The 30-year-old right-hander went 4-6 in 79 appearances for the Indians, drawing a 3.52 ERA, 2.6 BB/9 and 8.6 SO/9 in 76 2/3 innings. He ranked 12th among qualified relievers with 1.6 fWAR, his highest mark to date, and proved instrumental in helping the club reach their second consecutive division title in 2017.

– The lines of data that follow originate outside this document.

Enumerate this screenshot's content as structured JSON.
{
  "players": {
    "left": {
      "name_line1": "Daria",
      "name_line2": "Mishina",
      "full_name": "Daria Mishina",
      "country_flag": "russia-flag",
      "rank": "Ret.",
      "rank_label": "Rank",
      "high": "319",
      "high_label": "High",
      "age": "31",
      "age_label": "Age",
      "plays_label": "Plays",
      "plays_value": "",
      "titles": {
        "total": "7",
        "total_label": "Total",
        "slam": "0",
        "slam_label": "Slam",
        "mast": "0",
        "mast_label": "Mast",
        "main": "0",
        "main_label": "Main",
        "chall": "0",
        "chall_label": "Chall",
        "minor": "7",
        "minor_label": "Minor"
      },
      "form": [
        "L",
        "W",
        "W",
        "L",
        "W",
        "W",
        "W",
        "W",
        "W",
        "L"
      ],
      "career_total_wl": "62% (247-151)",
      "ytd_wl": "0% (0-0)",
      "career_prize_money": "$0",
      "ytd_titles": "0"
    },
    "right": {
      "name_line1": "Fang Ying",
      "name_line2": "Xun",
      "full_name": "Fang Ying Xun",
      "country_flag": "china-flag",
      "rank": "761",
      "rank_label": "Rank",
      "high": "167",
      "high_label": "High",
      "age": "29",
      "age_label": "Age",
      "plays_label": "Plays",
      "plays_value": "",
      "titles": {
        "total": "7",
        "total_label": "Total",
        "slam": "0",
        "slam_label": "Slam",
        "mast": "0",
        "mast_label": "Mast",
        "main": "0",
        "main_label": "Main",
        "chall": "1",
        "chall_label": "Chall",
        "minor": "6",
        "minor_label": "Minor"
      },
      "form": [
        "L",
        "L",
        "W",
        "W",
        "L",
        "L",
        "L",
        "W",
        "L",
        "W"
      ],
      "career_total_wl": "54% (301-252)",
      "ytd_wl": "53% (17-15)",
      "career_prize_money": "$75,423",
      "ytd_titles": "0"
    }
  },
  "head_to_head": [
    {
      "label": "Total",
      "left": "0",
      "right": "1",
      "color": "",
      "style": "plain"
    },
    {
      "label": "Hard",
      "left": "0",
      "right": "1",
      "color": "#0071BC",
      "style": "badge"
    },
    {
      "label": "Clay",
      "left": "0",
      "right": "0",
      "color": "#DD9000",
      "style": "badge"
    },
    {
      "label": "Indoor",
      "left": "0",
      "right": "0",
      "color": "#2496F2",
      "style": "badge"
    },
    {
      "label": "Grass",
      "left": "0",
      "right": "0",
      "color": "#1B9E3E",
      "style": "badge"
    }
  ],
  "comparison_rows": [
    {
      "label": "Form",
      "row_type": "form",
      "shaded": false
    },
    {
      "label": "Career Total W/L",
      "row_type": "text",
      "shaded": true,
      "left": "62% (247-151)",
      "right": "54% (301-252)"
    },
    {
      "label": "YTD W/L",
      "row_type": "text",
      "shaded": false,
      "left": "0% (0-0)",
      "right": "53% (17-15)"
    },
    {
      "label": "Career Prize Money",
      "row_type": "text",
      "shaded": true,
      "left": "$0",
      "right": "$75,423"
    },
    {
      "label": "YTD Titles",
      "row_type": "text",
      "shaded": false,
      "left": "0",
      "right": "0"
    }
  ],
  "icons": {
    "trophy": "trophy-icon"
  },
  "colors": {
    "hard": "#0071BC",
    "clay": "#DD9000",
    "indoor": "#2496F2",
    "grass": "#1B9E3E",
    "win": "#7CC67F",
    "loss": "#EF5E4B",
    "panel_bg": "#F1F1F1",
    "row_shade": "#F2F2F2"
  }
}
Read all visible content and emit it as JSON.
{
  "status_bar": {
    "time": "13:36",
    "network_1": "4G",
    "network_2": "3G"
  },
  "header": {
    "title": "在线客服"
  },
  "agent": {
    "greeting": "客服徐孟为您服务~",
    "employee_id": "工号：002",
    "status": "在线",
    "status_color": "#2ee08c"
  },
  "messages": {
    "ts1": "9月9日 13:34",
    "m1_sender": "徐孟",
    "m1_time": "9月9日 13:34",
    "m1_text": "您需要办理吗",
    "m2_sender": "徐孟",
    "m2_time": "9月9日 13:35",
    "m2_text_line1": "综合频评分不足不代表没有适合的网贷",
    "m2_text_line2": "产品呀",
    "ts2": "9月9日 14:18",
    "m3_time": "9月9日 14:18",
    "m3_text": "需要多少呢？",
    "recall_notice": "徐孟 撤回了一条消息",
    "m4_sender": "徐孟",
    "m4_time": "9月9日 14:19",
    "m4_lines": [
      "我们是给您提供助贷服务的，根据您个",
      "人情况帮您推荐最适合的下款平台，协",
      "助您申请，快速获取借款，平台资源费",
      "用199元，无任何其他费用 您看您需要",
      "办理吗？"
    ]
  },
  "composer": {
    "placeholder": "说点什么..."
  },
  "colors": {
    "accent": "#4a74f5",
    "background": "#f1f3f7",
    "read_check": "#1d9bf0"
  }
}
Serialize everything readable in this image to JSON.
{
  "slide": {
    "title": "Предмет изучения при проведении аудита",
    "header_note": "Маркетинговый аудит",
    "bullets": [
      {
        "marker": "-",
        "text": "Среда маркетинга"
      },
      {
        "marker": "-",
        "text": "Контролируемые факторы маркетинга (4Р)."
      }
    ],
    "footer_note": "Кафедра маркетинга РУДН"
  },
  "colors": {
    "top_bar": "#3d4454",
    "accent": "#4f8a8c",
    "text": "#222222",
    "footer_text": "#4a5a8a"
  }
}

The Mets are the last known team to show interest in Shaw, as the New York Post’s Mike Puma reported Wednesday. Nothing has been officially confirmed by the club yet, naturally, but they could still use a couple of arms to round out the bullpen behind Jerry Blevins, AJ Ramos and Jeurys Familia and it’s worth noting that the right-hander has already worked closely with Mets’ skipper and former Indians’ pitching coach Mickey Callaway. While Shaw’s proven consistency and durability should appeal to a wide variety of teams, he’s due for a big payday after making just $4.6 million in his last year with the Indians.